Marsh’s personal journey has provided real-life preparation for his counseling career. Raised by a foster parent in South Carolina, he grew up poor and in the midst of Jim Crow-era segregation – i.e., separate public bathrooms, separate water fountains, separate dining and hotel accommodations – and because he was among the first group of African Americans to integrate an all-white high school, he suffered the additional racist indignities of a cross burning on his family’s lawn, as well as being the object of “N word” name calling attacks.
To escape poverty and the racism, he enlisted in the US Army upon graduating from high school. Returning home from the unpopular Vietnam War, he struggled to find employment and became homeless for three years. Marsh’s job as a power company relay technician led to jobs in construction that led him to New Jersey, where he focused on education.
In 2004, he returned to school after more than 40 years and earned an associate’s degree in architecture at Mercer County Community College. He, then, enrolled in Rider’s College of Continuing Studies in 2010 and graduated with a degree in liberal studies in 2014. Always pushing himself forward, Marsh received his master’s degree from Rider University in 2018.
I asked Marsh what words of wisdom he would like to convey to others on the occasion of Memorial Day 2019. He responded – unaware of my anxiety over real versus ‘fake’ – that people need to “get real, take off the blinders about the problems in this country and take to heart the words of Colin Powell” – words he quoted at the beginning of his speech.
“‘Memorial Day is our nation’s solemn reminder that freedom is never free. It is a moment of collective reflection on the noble sacrifices of those who gave the last measure of devotion in the service of our ideals and in the defense of our nation.’”
The Spirit of Princeton, a charitable nonprofit group of local residents, is dedicated to bringing the community together through a variety of civic events, including the Memorial Day Parade, Flag Day Ceremony and the Veterans’ Day Ceremony. Donations to Spirit of Princeton are encouraged to ensure the future of these events. See the website for information on how you can “Get into the Spirit” by donating.

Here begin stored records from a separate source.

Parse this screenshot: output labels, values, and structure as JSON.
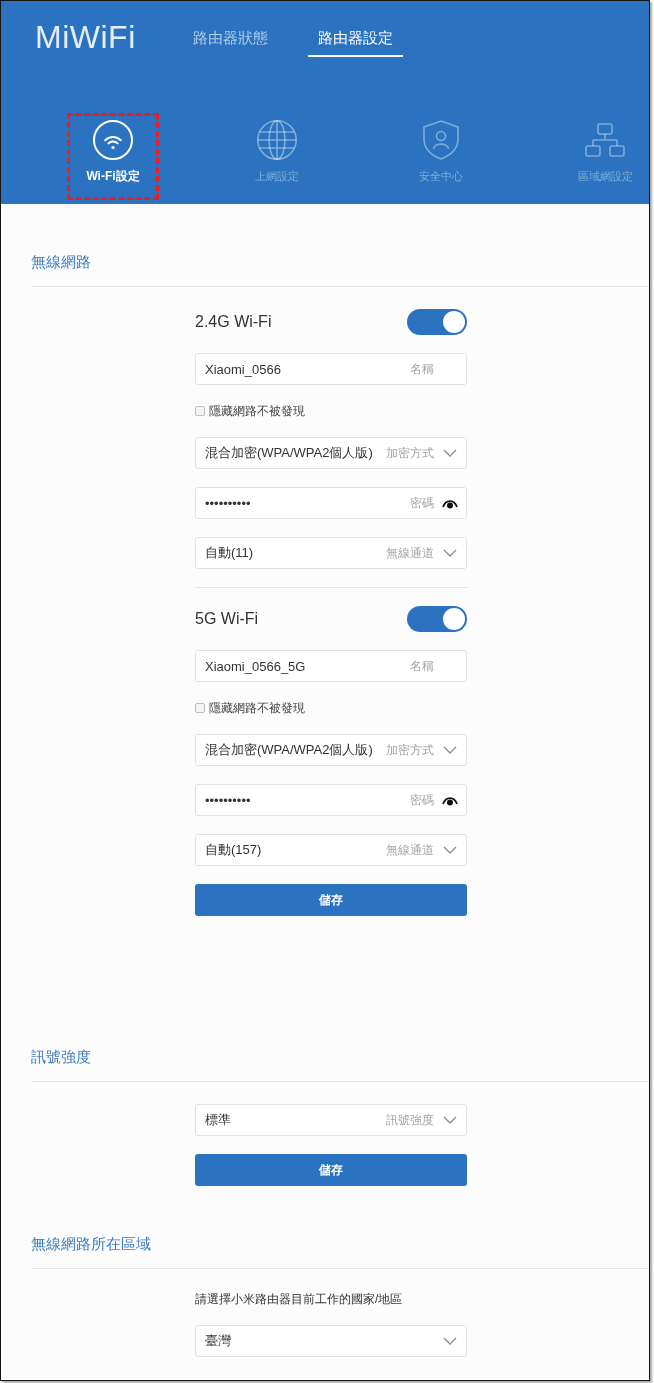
{
  "header": {
    "logo": "MiWiFi",
    "tabs": [
      {
        "label": "路由器狀態",
        "selected": false
      },
      {
        "label": "路由器設定",
        "selected": true
      }
    ],
    "nav": [
      {
        "label": "Wi-Fi設定",
        "selected": true,
        "highlighted": true
      },
      {
        "label": "上網設定",
        "selected": false,
        "highlighted": false
      },
      {
        "label": "安全中心",
        "selected": false,
        "highlighted": false
      },
      {
        "label": "區域網設定",
        "selected": false,
        "highlighted": false
      }
    ]
  },
  "sections": [
    {
      "title": "無線網路",
      "groups": [
        {
          "title": "2.4G Wi-Fi",
          "on": true,
          "fields": [
            {
              "kind": "text",
              "value": "Xiaomi_0566",
              "label": "名稱"
            },
            {
              "kind": "checkbox",
              "label": "隱藏網路不被發現",
              "checked": false
            },
            {
              "kind": "select",
              "value": "混合加密(WPA/WPA2個人版)",
              "label": "加密方式"
            },
            {
              "kind": "password",
              "value": "••••••••••",
              "label": "密碼"
            },
            {
              "kind": "select",
              "value": "自動(11)",
              "label": "無線通道"
            }
          ]
        },
        {
          "title": "5G Wi-Fi",
          "on": true,
          "fields": [
            {
              "kind": "text",
              "value": "Xiaomi_0566_5G",
              "label": "名稱"
            },
            {
              "kind": "checkbox",
              "label": "隱藏網路不被發現",
              "checked": false
            },
            {
              "kind": "select",
              "value": "混合加密(WPA/WPA2個人版)",
              "label": "加密方式"
            },
            {
              "kind": "password",
              "value": "••••••••••",
              "label": "密碼"
            },
            {
              "kind": "select",
              "value": "自動(157)",
              "label": "無線通道"
            }
          ]
        }
      ],
      "button": "儲存"
    },
    {
      "title": "訊號強度",
      "groups": [
        {
          "fields": [
            {
              "kind": "select",
              "value": "標準",
              "label": "訊號強度"
            }
          ]
        }
      ],
      "button": "儲存"
    },
    {
      "title": "無線網路所在區域",
      "groups": [
        {
          "fields": [
            {
              "kind": "note",
              "text": "請選擇小米路由器目前工作的國家/地區"
            },
            {
              "kind": "select",
              "value": "臺灣"
            }
          ]
        }
      ]
    }
  ]
}
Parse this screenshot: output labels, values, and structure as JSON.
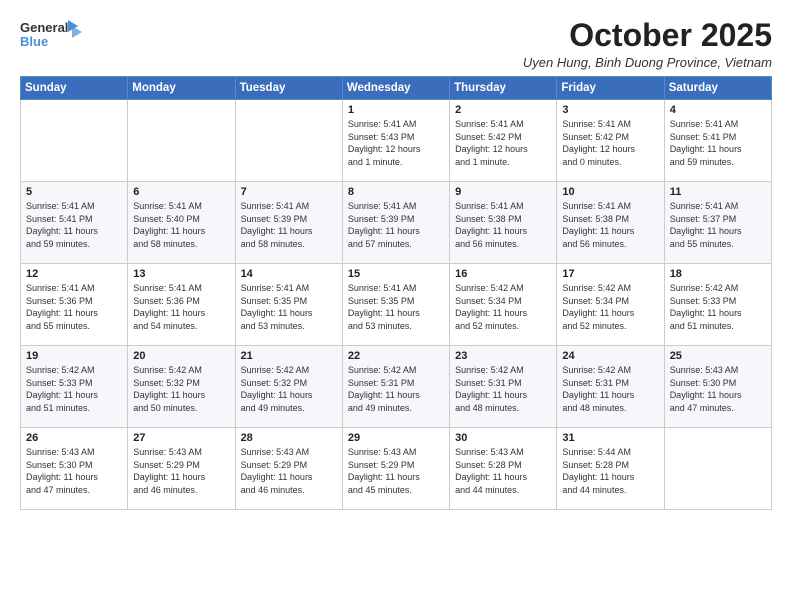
{
  "logo": {
    "line1": "General",
    "line2": "Blue"
  },
  "header": {
    "title": "October 2025",
    "subtitle": "Uyen Hung, Binh Duong Province, Vietnam"
  },
  "days": [
    "Sunday",
    "Monday",
    "Tuesday",
    "Wednesday",
    "Thursday",
    "Friday",
    "Saturday"
  ],
  "weeks": [
    [
      {
        "day": "",
        "content": ""
      },
      {
        "day": "",
        "content": ""
      },
      {
        "day": "",
        "content": ""
      },
      {
        "day": "1",
        "content": "Sunrise: 5:41 AM\nSunset: 5:43 PM\nDaylight: 12 hours\nand 1 minute."
      },
      {
        "day": "2",
        "content": "Sunrise: 5:41 AM\nSunset: 5:42 PM\nDaylight: 12 hours\nand 1 minute."
      },
      {
        "day": "3",
        "content": "Sunrise: 5:41 AM\nSunset: 5:42 PM\nDaylight: 12 hours\nand 0 minutes."
      },
      {
        "day": "4",
        "content": "Sunrise: 5:41 AM\nSunset: 5:41 PM\nDaylight: 11 hours\nand 59 minutes."
      }
    ],
    [
      {
        "day": "5",
        "content": "Sunrise: 5:41 AM\nSunset: 5:41 PM\nDaylight: 11 hours\nand 59 minutes."
      },
      {
        "day": "6",
        "content": "Sunrise: 5:41 AM\nSunset: 5:40 PM\nDaylight: 11 hours\nand 58 minutes."
      },
      {
        "day": "7",
        "content": "Sunrise: 5:41 AM\nSunset: 5:39 PM\nDaylight: 11 hours\nand 58 minutes."
      },
      {
        "day": "8",
        "content": "Sunrise: 5:41 AM\nSunset: 5:39 PM\nDaylight: 11 hours\nand 57 minutes."
      },
      {
        "day": "9",
        "content": "Sunrise: 5:41 AM\nSunset: 5:38 PM\nDaylight: 11 hours\nand 56 minutes."
      },
      {
        "day": "10",
        "content": "Sunrise: 5:41 AM\nSunset: 5:38 PM\nDaylight: 11 hours\nand 56 minutes."
      },
      {
        "day": "11",
        "content": "Sunrise: 5:41 AM\nSunset: 5:37 PM\nDaylight: 11 hours\nand 55 minutes."
      }
    ],
    [
      {
        "day": "12",
        "content": "Sunrise: 5:41 AM\nSunset: 5:36 PM\nDaylight: 11 hours\nand 55 minutes."
      },
      {
        "day": "13",
        "content": "Sunrise: 5:41 AM\nSunset: 5:36 PM\nDaylight: 11 hours\nand 54 minutes."
      },
      {
        "day": "14",
        "content": "Sunrise: 5:41 AM\nSunset: 5:35 PM\nDaylight: 11 hours\nand 53 minutes."
      },
      {
        "day": "15",
        "content": "Sunrise: 5:41 AM\nSunset: 5:35 PM\nDaylight: 11 hours\nand 53 minutes."
      },
      {
        "day": "16",
        "content": "Sunrise: 5:42 AM\nSunset: 5:34 PM\nDaylight: 11 hours\nand 52 minutes."
      },
      {
        "day": "17",
        "content": "Sunrise: 5:42 AM\nSunset: 5:34 PM\nDaylight: 11 hours\nand 52 minutes."
      },
      {
        "day": "18",
        "content": "Sunrise: 5:42 AM\nSunset: 5:33 PM\nDaylight: 11 hours\nand 51 minutes."
      }
    ],
    [
      {
        "day": "19",
        "content": "Sunrise: 5:42 AM\nSunset: 5:33 PM\nDaylight: 11 hours\nand 51 minutes."
      },
      {
        "day": "20",
        "content": "Sunrise: 5:42 AM\nSunset: 5:32 PM\nDaylight: 11 hours\nand 50 minutes."
      },
      {
        "day": "21",
        "content": "Sunrise: 5:42 AM\nSunset: 5:32 PM\nDaylight: 11 hours\nand 49 minutes."
      },
      {
        "day": "22",
        "content": "Sunrise: 5:42 AM\nSunset: 5:31 PM\nDaylight: 11 hours\nand 49 minutes."
      },
      {
        "day": "23",
        "content": "Sunrise: 5:42 AM\nSunset: 5:31 PM\nDaylight: 11 hours\nand 48 minutes."
      },
      {
        "day": "24",
        "content": "Sunrise: 5:42 AM\nSunset: 5:31 PM\nDaylight: 11 hours\nand 48 minutes."
      },
      {
        "day": "25",
        "content": "Sunrise: 5:43 AM\nSunset: 5:30 PM\nDaylight: 11 hours\nand 47 minutes."
      }
    ],
    [
      {
        "day": "26",
        "content": "Sunrise: 5:43 AM\nSunset: 5:30 PM\nDaylight: 11 hours\nand 47 minutes."
      },
      {
        "day": "27",
        "content": "Sunrise: 5:43 AM\nSunset: 5:29 PM\nDaylight: 11 hours\nand 46 minutes."
      },
      {
        "day": "28",
        "content": "Sunrise: 5:43 AM\nSunset: 5:29 PM\nDaylight: 11 hours\nand 46 minutes."
      },
      {
        "day": "29",
        "content": "Sunrise: 5:43 AM\nSunset: 5:29 PM\nDaylight: 11 hours\nand 45 minutes."
      },
      {
        "day": "30",
        "content": "Sunrise: 5:43 AM\nSunset: 5:28 PM\nDaylight: 11 hours\nand 44 minutes."
      },
      {
        "day": "31",
        "content": "Sunrise: 5:44 AM\nSunset: 5:28 PM\nDaylight: 11 hours\nand 44 minutes."
      },
      {
        "day": "",
        "content": ""
      }
    ]
  ]
}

For further information about the parade or any of the associated activities, call 609-430-0144 or visit spiritofprinceton.org.